Fade-in 20 years later. The little girl has grown into a young wife and mother named Lacey, played by an attractive actress named Suzanna Love, who suggests a cross of Lindsay Wagner with Patty Duke (and happens to be the director's wife). Lacey lives with her husband, son and brother Willie, rendered speechless since the violent night long ago, in a large country house. r
Lacey is disturbed by the news that her disreputable mother desires to reestablish contact. As she watches the meat being carved at supper, she's all too discernibly haunted by memories of another carving knife. Sensing her discomfort, the helpful husband, an indispensable dope, insists that she confront and exorcise lingering bad memories.
He takes Lacey to a shrink-hypnotist played by John Carradine, doing the "guest star" bit that Boris Karloff used to do in Roger Corman potboilers like "The Terror." Under hypnosis, Lacey begins roaring like the demon Pazuzu in "The Exorcist." Chalk up another gratuitous crib from a hit horror movie.
Still not satisfied, the husband drives Lacey back to the original murder house, now occupied by another family but up for sale. The parents are out, but Lacey and spouse are admitted by the kids, a pair of teen-age sisters and their mischievous kid brother, smartly portrayed by David Swim. Entering the murder room, Lacey is soon terrorized by the mirror, which reflects the killing with maddening fidelity. To protect herself from its spell she shatters the glass with a handy chair.
Surpassing even himself, the husband apologizes for Lacey's rashness and then insists on gathering up the pieces and reassembling the mirror at home, the better to purge his beloved of all those frightening phantoms. One gathers that he's a whiz at jigsaw puzzles, because the jagged fragments of the mirror are back together in no time.
The remainder of the movie is wackily ratonalized by this loose connection to the haunted mirror episode from "dead of Night." In Lommel's variaton the littlest shards and slivers of the mirror are endowed with supernatural potency, luring anyone near them into deathtraps or homicidal rages.
The devices never make a sliver of sense, but they allow Lommel and his collaborators (two local filmmakers, cinematographer David Sperling and editor Terrell Tannen, were members of the crew) to assume fitfully effective attack positions.

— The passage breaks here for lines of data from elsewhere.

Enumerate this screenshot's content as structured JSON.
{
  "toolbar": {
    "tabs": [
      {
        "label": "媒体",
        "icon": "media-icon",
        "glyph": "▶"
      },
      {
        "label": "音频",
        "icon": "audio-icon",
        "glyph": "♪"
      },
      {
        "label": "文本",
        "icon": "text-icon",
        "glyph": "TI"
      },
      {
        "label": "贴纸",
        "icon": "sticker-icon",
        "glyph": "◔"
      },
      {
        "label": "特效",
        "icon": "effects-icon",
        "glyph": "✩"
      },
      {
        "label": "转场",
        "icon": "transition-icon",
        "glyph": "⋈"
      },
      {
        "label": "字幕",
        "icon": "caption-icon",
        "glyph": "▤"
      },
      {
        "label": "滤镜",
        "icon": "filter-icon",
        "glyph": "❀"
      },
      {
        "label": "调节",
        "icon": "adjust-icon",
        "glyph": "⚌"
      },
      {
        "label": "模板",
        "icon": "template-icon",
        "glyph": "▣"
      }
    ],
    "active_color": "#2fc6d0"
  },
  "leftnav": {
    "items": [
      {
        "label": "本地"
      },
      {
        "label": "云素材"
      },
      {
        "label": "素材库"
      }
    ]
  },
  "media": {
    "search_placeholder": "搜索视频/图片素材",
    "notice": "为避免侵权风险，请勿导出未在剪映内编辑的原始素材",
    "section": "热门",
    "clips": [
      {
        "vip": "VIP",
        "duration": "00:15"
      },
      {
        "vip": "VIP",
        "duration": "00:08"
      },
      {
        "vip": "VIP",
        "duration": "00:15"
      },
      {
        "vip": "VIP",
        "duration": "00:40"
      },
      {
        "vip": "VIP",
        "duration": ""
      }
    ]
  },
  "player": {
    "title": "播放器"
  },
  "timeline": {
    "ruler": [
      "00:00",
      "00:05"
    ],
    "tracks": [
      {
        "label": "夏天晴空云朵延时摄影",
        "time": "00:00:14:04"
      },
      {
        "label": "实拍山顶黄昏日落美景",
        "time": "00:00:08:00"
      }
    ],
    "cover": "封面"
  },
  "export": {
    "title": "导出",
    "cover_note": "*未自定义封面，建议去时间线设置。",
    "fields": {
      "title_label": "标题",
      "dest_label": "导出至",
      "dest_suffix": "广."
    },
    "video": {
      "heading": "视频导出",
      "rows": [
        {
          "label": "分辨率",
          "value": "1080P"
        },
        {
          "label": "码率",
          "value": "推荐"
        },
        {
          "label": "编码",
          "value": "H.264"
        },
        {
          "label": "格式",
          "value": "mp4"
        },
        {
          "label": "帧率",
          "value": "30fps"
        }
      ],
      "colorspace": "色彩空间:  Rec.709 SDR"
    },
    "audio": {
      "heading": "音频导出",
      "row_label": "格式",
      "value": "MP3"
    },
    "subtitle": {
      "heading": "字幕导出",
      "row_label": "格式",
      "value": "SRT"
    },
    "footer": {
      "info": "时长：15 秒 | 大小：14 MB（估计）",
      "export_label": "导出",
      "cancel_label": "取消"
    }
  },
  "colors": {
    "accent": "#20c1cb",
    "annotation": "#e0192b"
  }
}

It's difficult to judge whether the payoffs would be enhanced by a more plausible or clever pretext. Probably not. The shocks might even be curiously diluted by a little preliminary sophistication. "The Boogey Man" achieves a certain vicious distinction by putting the occasional spectacular kink in an otherwise motely fabric.